Please copy out each line of the entries in which "icon" appears.

** Opening DATA PROVIDED block **

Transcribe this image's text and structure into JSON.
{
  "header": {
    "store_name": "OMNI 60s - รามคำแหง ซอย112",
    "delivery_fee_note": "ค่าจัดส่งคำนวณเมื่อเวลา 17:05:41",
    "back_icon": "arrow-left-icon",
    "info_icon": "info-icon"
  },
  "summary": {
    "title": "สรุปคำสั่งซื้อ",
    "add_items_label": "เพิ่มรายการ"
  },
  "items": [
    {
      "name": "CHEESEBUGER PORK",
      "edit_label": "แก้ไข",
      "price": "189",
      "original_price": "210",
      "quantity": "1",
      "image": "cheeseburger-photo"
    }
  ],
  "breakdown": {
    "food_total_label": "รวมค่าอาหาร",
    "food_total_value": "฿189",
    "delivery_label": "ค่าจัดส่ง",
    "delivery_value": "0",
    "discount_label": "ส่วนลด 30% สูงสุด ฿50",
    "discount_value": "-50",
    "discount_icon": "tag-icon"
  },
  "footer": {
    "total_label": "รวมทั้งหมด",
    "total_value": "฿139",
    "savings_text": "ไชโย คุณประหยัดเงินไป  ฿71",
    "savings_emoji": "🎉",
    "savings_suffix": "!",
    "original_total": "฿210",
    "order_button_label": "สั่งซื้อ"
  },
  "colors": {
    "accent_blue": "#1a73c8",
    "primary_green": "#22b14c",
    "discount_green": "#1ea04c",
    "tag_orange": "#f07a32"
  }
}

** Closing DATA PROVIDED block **

## [PROBLEM SOLUTION]
    "back_icon": "arrow-left-icon",
    "info_icon": "info-icon"
    "discount_icon": "tag-icon"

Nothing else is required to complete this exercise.